Children at risk for police contact
A longitudinal cohort study from Australia has demonstrated that the well-known association between mental health problems and contact with the criminal justice system in adults and adolescents can be identified at an earlier developmental stage and extends to police contact for any reason.
The researchers from the School of Psychiatry at the University of New South Wales investigated whether children with emotional or behavioural problems and general developmental vulnerabilities had increased risk for subsequent police contact as a person of interest, a survivor of crime or a witness. The study included 79,801 children (mean age, 5.2 years) from the New South Wales Child Development Study who entered full-time schooling in 2009 and had no previous police contact. The children were assessed on entry to school for emotional or behavioural problems and developmental risk profiles were drawn up according to the teacher-rated Australian Early Development Census. Participants were followed up until they were 13 years old. Incidence rates of police contact were derived from the New South Wales Police Force Computerized Operational Policing System.
There was a twofold incidence rate of police contact for any reason among children with teacher-identified emotional or behavioural problems at school entry compared with children without such problems.
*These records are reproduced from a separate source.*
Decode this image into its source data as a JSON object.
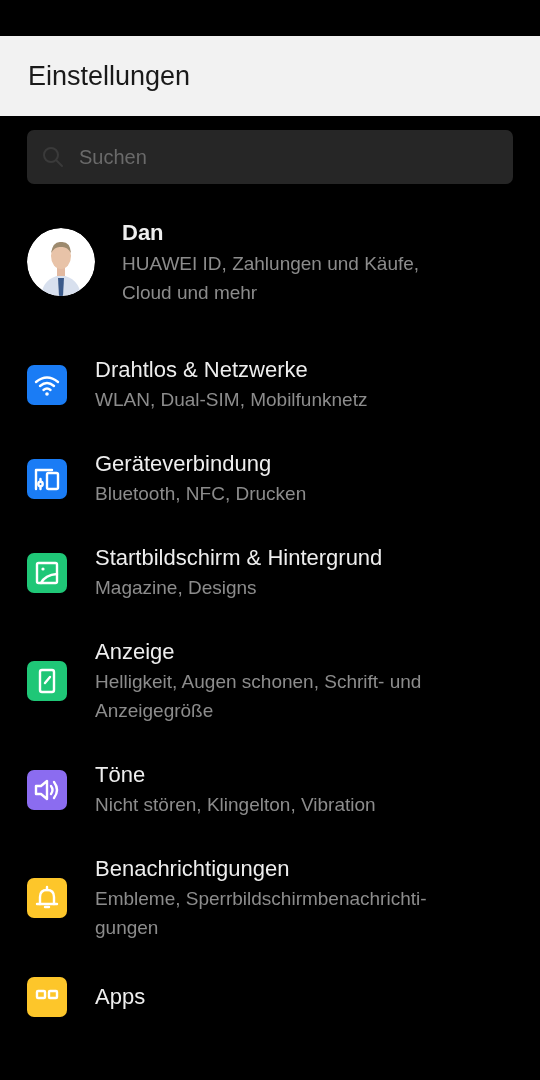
{
  "header": {
    "title": "Einstellungen"
  },
  "search": {
    "placeholder": "Suchen"
  },
  "account": {
    "name": "Dan",
    "subtitle": "HUAWEI ID, Zahlungen und Käufe, Cloud und mehr"
  },
  "items": [
    {
      "kind": "wifi",
      "color": "#1a7cf5",
      "title": "Drahtlos & Netzwerke",
      "subtitle": "WLAN, Dual-SIM, Mobilfunknetz"
    },
    {
      "kind": "devices",
      "color": "#1a7cf5",
      "title": "Geräteverbindung",
      "subtitle": "Bluetooth, NFC, Drucken"
    },
    {
      "kind": "wallpaper",
      "color": "#1fc777",
      "title": "Startbildschirm & Hintergrund",
      "subtitle": "Magazine, Designs"
    },
    {
      "kind": "display",
      "color": "#1fc777",
      "title": "Anzeige",
      "subtitle": "Helligkeit, Augen schonen, Schrift- und Anzeigegröße"
    },
    {
      "kind": "sound",
      "color": "#8b6cf0",
      "title": "Töne",
      "subtitle": "Nicht stören, Klingelton, Vibration"
    },
    {
      "kind": "bell",
      "color": "#fdc62a",
      "title": "Benachrichtigungen",
      "subtitle": "Embleme, Sperrbildschirmbenachrichti-gungen"
    },
    {
      "kind": "apps",
      "color": "#fdc62a",
      "title": "Apps"
    }
  ]
}
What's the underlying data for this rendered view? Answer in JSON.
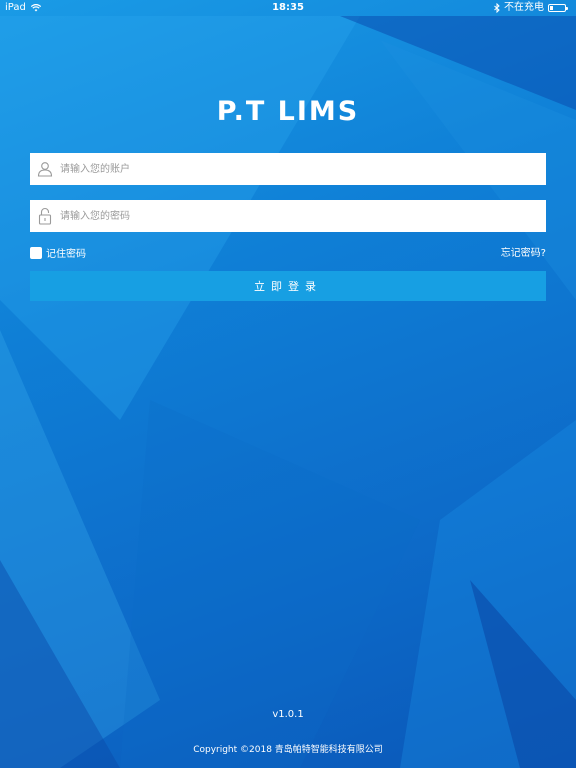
{
  "status_bar": {
    "device": "iPad",
    "time": "18:35",
    "charging_text": "不在充电"
  },
  "app": {
    "title": "P.T LIMS"
  },
  "login_form": {
    "account_placeholder": "请输入您的账户",
    "password_placeholder": "请输入您的密码",
    "remember_label": "记住密码",
    "forgot_label": "忘记密码?",
    "login_button": "立即登录"
  },
  "footer": {
    "version": "v1.0.1",
    "copyright": "Copyright ©2018 青岛帕特智能科技有限公司"
  },
  "colors": {
    "background": "#0f7fd6",
    "button": "#179fe3",
    "text": "#ffffff"
  }
}
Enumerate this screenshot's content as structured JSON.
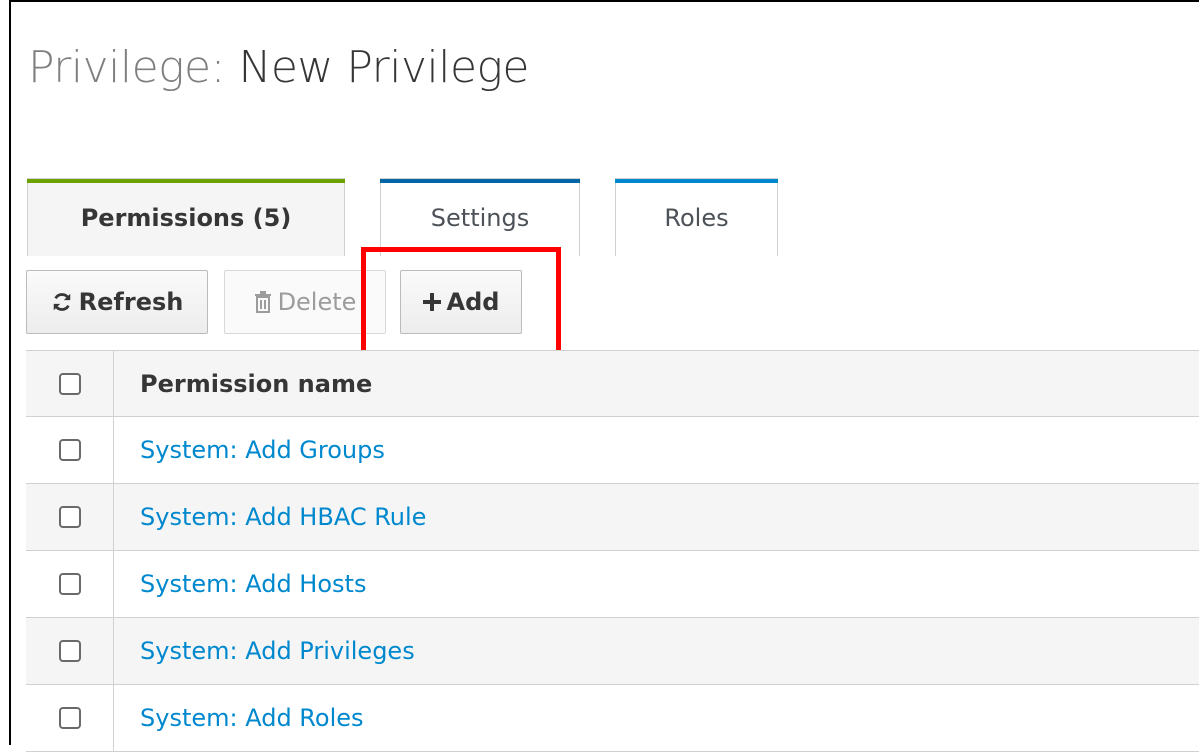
{
  "page": {
    "title_prefix": "Privilege:",
    "title_name": "New Privilege"
  },
  "tabs": [
    {
      "label": "Permissions (5)",
      "active": true,
      "accent_color": "#6ca100"
    },
    {
      "label": "Settings",
      "active": false,
      "accent_color": "#0066a6"
    },
    {
      "label": "Roles",
      "active": false,
      "accent_color": "#0088ce"
    }
  ],
  "toolbar": {
    "refresh_label": "Refresh",
    "refresh_icon": "refresh-icon",
    "delete_label": "Delete",
    "delete_icon": "trash-icon",
    "add_label": "Add",
    "add_icon": "plus-icon"
  },
  "highlight": {
    "target": "add-button",
    "color": "#ff0000"
  },
  "table": {
    "columns": [
      "Permission name"
    ],
    "rows": [
      {
        "name": "System: Add Groups"
      },
      {
        "name": "System: Add HBAC Rule"
      },
      {
        "name": "System: Add Hosts"
      },
      {
        "name": "System: Add Privileges"
      },
      {
        "name": "System: Add Roles"
      }
    ]
  },
  "colors": {
    "link": "#0088ce",
    "row_alt_bg": "#f5f5f5"
  }
}
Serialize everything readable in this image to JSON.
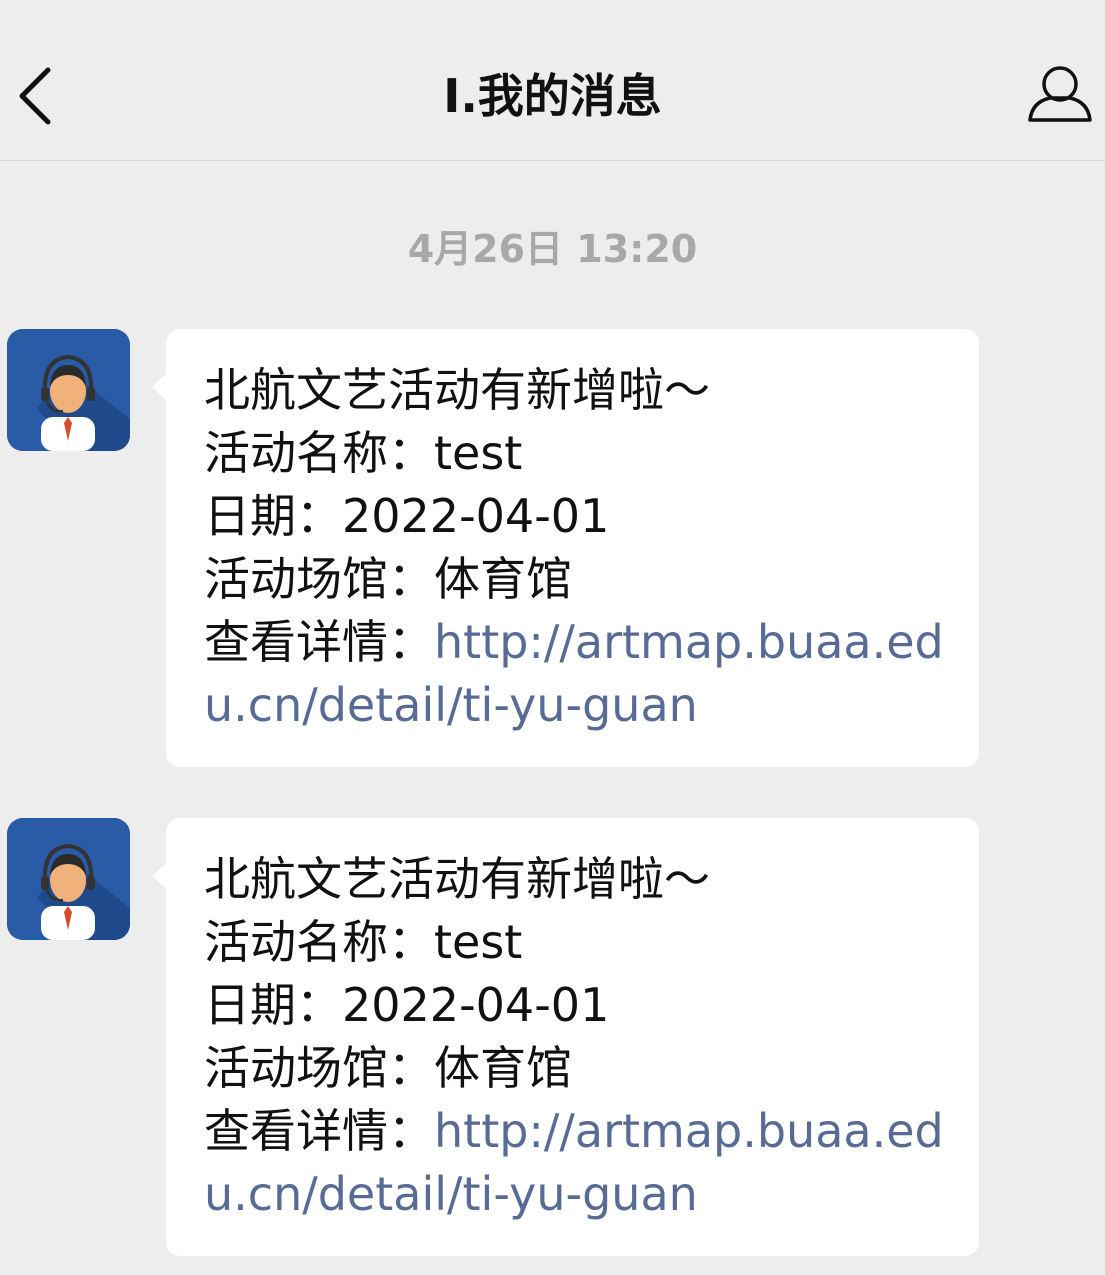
{
  "header": {
    "title": "I.我的消息"
  },
  "timestamp": "4月26日 13:20",
  "messages": [
    {
      "line1": "北航文艺活动有新增啦～",
      "name_label": "活动名称：",
      "name_value": "test",
      "date_label": "日期：",
      "date_value": "2022-04-01",
      "venue_label": "活动场馆：",
      "venue_value": "体育馆",
      "detail_label": "查看详情：",
      "detail_link": "http://artmap.buaa.edu.cn/detail/ti-yu-guan"
    },
    {
      "line1": "北航文艺活动有新增啦～",
      "name_label": "活动名称：",
      "name_value": "test",
      "date_label": "日期：",
      "date_value": "2022-04-01",
      "venue_label": "活动场馆：",
      "venue_value": "体育馆",
      "detail_label": "查看详情：",
      "detail_link": "http://artmap.buaa.edu.cn/detail/ti-yu-guan"
    }
  ],
  "colors": {
    "background": "#ededed",
    "link": "#576b95",
    "avatar_blue": "#2a5ba7"
  },
  "icons": {
    "back": "chevron-left-icon",
    "profile": "person-icon",
    "avatar": "customer-service-avatar"
  }
}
The most-recorded reason for police contact was as a survivor of crime (9.2%); however, the strength of the association was most significant between emotional or behavioural problems and police contact as a person of interest. These findings provide support for primary and secondary interventions early in life to prevent police contact.
READ MORE: Dean, K. et al. (2021) Incidence of early police contact among children with emerging mental health problems in Australia. JAMA Network Open, 4(6):e2112057.
RELEVANT ARTICLE IN THE IJBPE: Rowlands, J. (2017) Generational crime prevention (Editorial). International Journal of Birth and Parent Education, 4(3):4.